Dr Eric Courchesne says the finding of excess brain cells in the prefrontal cortex explains brain overgrowth in autism, and hints at why brain function in this area is disrupted.
Courchesne, of the University of California San Diego Autism Center of Excellence, and colleagues, have also found dozens of genes that may raise the risk of autism.
But genetic causes only explain 10 per cent to 20 per cent of cases, and recent studies have pointed to environmental factors, possibly in the womb, as a potential trigger.
The team found excess brain cells in each child with autism they studied, says Courchesne. And the brains of the autistic children also weighed more than those of typically developing children of the same age.
Researchers searching for an early indicator of autism say they’ve discovered a promising possibility, an impairment in the ability of the brain’s right and left hemispheres to communicate with each other.
The researchers did brain imaging scans – fMRIs – on 29 sleeping toddlers with autism, 30 typically developing kids and 13 children with significant language delays, but not autism.
All were between 1 and 4 years old. The scans showed that the language areas of the left and right hemispheres of the autistic toddlers’ brains were less “in sync” than the hemispheres of the typical kids and the children with other language delays.
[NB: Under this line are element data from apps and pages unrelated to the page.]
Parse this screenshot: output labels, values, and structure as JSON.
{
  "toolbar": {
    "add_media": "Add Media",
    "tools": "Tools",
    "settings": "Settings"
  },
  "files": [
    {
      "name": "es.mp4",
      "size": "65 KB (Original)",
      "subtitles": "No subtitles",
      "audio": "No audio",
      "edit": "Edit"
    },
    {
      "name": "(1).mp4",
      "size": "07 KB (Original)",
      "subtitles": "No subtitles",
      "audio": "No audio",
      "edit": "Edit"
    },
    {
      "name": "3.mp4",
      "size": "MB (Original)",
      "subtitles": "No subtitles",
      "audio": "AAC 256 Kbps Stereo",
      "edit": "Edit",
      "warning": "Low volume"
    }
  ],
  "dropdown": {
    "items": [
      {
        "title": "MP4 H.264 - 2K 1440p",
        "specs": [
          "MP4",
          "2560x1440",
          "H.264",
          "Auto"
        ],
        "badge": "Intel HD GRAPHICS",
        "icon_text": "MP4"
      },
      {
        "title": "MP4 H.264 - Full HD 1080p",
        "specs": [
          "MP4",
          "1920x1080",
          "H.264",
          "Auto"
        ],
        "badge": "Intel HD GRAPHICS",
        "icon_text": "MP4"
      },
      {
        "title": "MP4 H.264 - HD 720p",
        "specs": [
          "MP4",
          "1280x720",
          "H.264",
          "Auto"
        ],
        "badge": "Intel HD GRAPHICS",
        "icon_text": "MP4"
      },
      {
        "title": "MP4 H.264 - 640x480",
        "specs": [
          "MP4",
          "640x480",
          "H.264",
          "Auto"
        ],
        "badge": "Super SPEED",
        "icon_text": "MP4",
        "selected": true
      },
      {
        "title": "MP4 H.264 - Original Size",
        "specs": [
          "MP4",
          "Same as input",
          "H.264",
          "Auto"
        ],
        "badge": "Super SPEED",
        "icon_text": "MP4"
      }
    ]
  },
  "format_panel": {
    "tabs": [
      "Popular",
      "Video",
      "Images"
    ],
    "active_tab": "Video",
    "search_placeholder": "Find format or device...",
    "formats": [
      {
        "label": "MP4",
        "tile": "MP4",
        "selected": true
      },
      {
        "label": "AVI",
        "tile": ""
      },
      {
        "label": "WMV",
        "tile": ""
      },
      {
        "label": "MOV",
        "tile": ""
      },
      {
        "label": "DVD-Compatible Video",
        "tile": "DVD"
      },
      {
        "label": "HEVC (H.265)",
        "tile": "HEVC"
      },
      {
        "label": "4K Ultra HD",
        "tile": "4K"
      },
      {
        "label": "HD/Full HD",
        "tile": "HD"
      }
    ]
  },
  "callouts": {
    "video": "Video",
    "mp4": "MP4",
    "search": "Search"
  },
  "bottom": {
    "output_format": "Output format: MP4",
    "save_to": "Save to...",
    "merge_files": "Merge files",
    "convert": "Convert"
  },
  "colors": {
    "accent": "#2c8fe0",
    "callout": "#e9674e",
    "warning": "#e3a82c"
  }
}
The weaker the synchronization, the more severe the autistic child’s communication difficulties :: Read the full article »»»»
UNRELATED! Scientists Wake Virus After 30,000 Year Slumber
Wakening the long-dormant virus serves as a warning that unknown pathogens entombed in frozen soil may be roused by global warming, the scientists said.
The virus, Pithovirus sibericum, was found in a 30-metre-deep sample of permanently frozen soil taken from coastal tundra in Chukotka, near the East Siberia Sea, where the average annual temperature is -13.4 degrees Celsius.
The team thawed the virus and watched it replicate in a culture in a petri dish, where it infected a simple single-cell organism called an amoeba.
Radiocarbon dating of the soil sample found that vegetation grew there more than 30,000 years ago, a time when mammoths and Neanderthals walked the Earth, according to a paper published in the US journal Proceedings of the National Academy of Sciences :: Read the full article »»»»
UNRELATED! Dr Maryanne Demasi’s Playing With My Heart, Again
As previously mentioned, I’m not a huge television watcher, discerning, no couch-potato. One show I must see each and every week – or I seriously get the grumps – is Catalyst.
For those not-in-the-know, Catalyst is a superlative Australian science program aired weekly on ABC TV, it’s always current, often a lark and most beautifully produced.
My favourite science reporter is back with another superlative question, “Is the role of cholesterol in heart disease really one of the biggest myths in the history of medicine?”
Michael’s time is spent making other folks land softly, easing their days, so they’re able to enjoy their evenings: He Likes To Worry!
Overtly fond of driven people, loves the energy, his client list is diverse, an English Brain Scientist, a Hotelier on the up, a PR firm and a half dozen special individuals. As well, he runs online campaigns for several brands, throws his fifty cents in for Unruly Media, takes on the odd guest editorial and lunches out in Melbourne every second day and can often be found walking The Tan, mumbling stories out loud.
“…what I like most about my world? The anonymity, I like that others get the kudos.”